→ TRY IT: Line by line, print the records exactly as they are, dropping the pictures.

→ EXCERPTED RECORDS:

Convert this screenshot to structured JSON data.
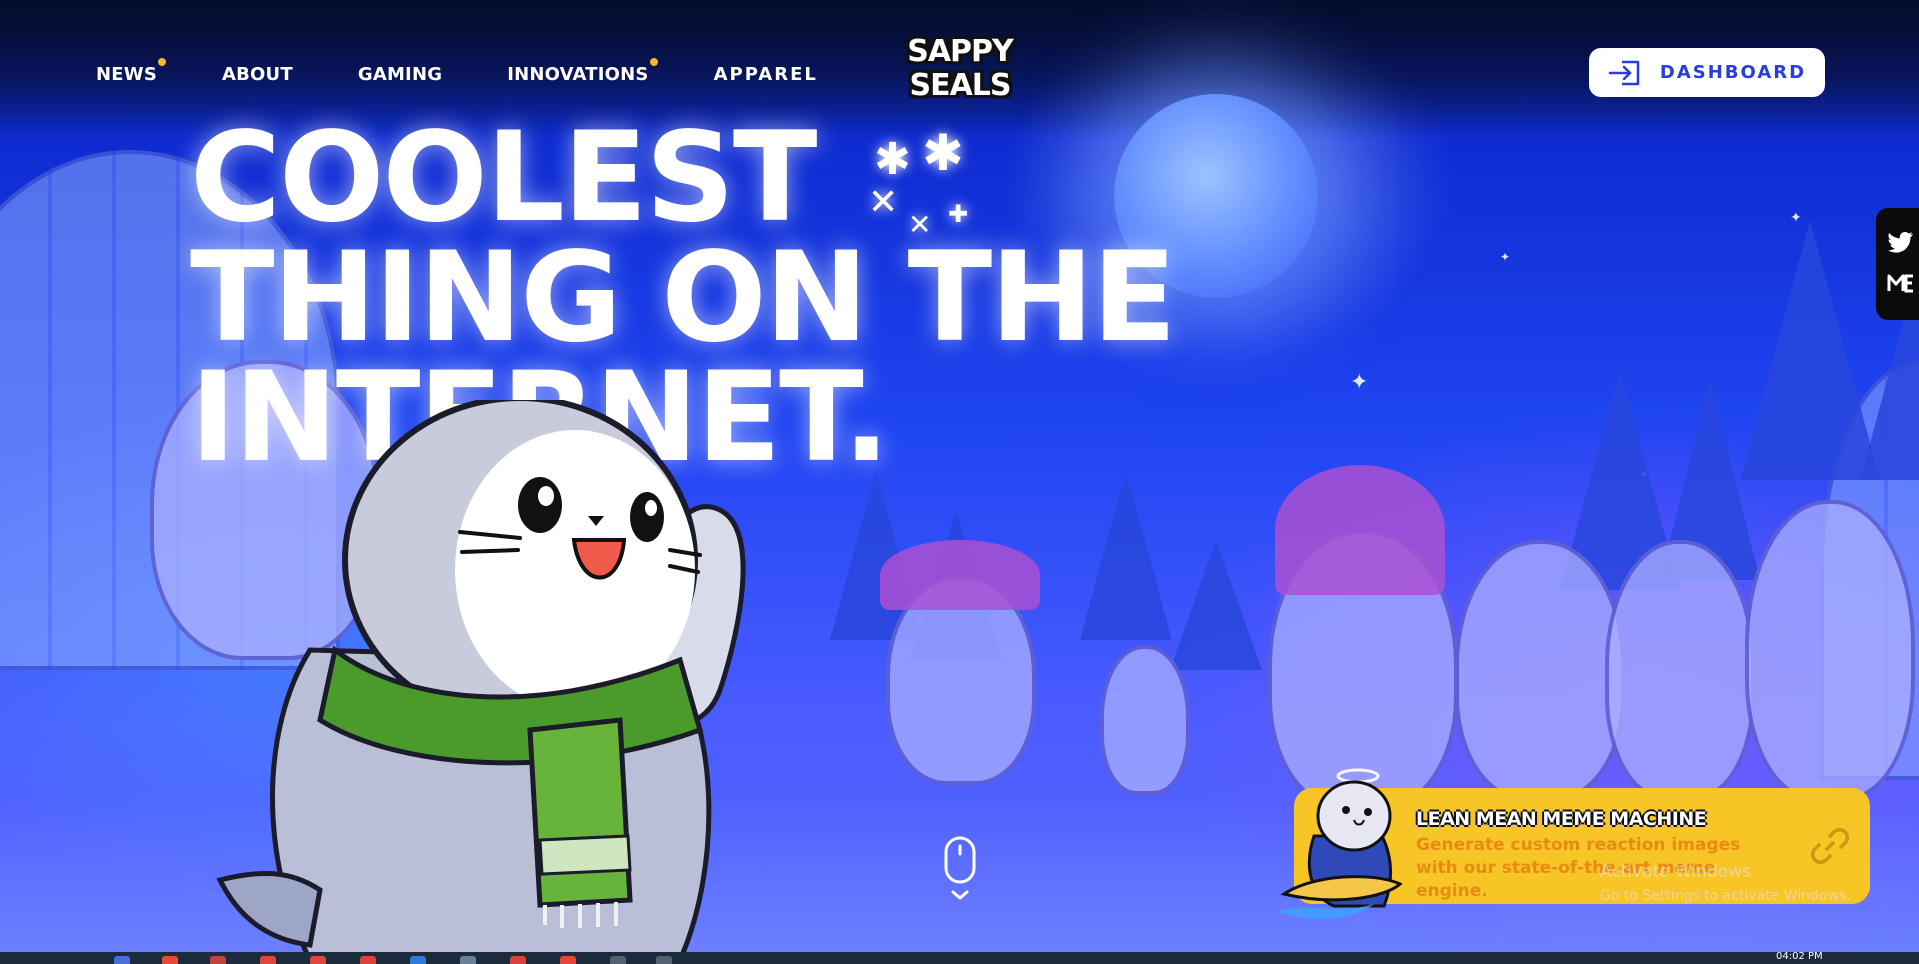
{
  "nav": {
    "items": [
      {
        "label": "NEWS",
        "has_dot": true
      },
      {
        "label": "ABOUT",
        "has_dot": false
      },
      {
        "label": "GAMING",
        "has_dot": false
      },
      {
        "label": "INNOVATIONS",
        "has_dot": true
      },
      {
        "label": "APPAREL",
        "has_dot": false
      }
    ],
    "dot_color": "#f6b52a"
  },
  "logo": {
    "line1": "SAPPY",
    "line2": "SEALS"
  },
  "dashboard_button": {
    "label": "DASHBOARD",
    "icon": "login-icon"
  },
  "hero": {
    "headline_line1": "COOLEST",
    "headline_line2": "THING ON THE",
    "headline_line3": "INTERNET."
  },
  "social": {
    "icons": [
      "twitter-icon",
      "magic-eden-icon"
    ],
    "twitter_glyph": "🐦",
    "me_glyph": "ME"
  },
  "meme_card": {
    "title": "LEAN MEAN MEME MACHINE",
    "description": "Generate custom reaction images with our state-of-the-art meme engine.",
    "icon": "link-icon",
    "background": "#f8c526"
  },
  "os_watermark": {
    "line1": "Activate Windows",
    "line2": "Go to Settings to activate Windows."
  },
  "taskbar": {
    "time": "04:02 PM"
  },
  "colors": {
    "accent_blue": "#2b3dd8",
    "sky_dark": "#07154a",
    "sky_mid": "#1f45f2",
    "yellow": "#f8c526"
  }
}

→ OUTPUT:
Convert this screenshot to structured JSON data.
{
  "nav": {
    "items": [
      {
        "label": "NEWS",
        "has_dot": true
      },
      {
        "label": "ABOUT",
        "has_dot": false
      },
      {
        "label": "GAMING",
        "has_dot": false
      },
      {
        "label": "INNOVATIONS",
        "has_dot": true
      },
      {
        "label": "APPAREL",
        "has_dot": false
      }
    ],
    "dot_color": "#f6b52a"
  },
  "logo": {
    "line1": "SAPPY",
    "line2": "SEALS"
  },
  "dashboard_button": {
    "label": "DASHBOARD",
    "icon": "login-icon"
  },
  "hero": {
    "headline_line1": "COOLEST",
    "headline_line2": "THING ON THE",
    "headline_line3": "INTERNET."
  },
  "social": {
    "icons": [
      "twitter-icon",
      "magic-eden-icon"
    ],
    "twitter_glyph": "🐦",
    "me_glyph": "ME"
  },
  "meme_card": {
    "title": "LEAN MEAN MEME MACHINE",
    "description": "Generate custom reaction images with our state-of-the-art meme engine.",
    "icon": "link-icon",
    "background": "#f8c526"
  },
  "os_watermark": {
    "line1": "Activate Windows",
    "line2": "Go to Settings to activate Windows."
  },
  "taskbar": {
    "time": "04:02 PM"
  },
  "colors": {
    "accent_blue": "#2b3dd8",
    "sky_dark": "#07154a",
    "sky_mid": "#1f45f2",
    "yellow": "#f8c526"
  }
}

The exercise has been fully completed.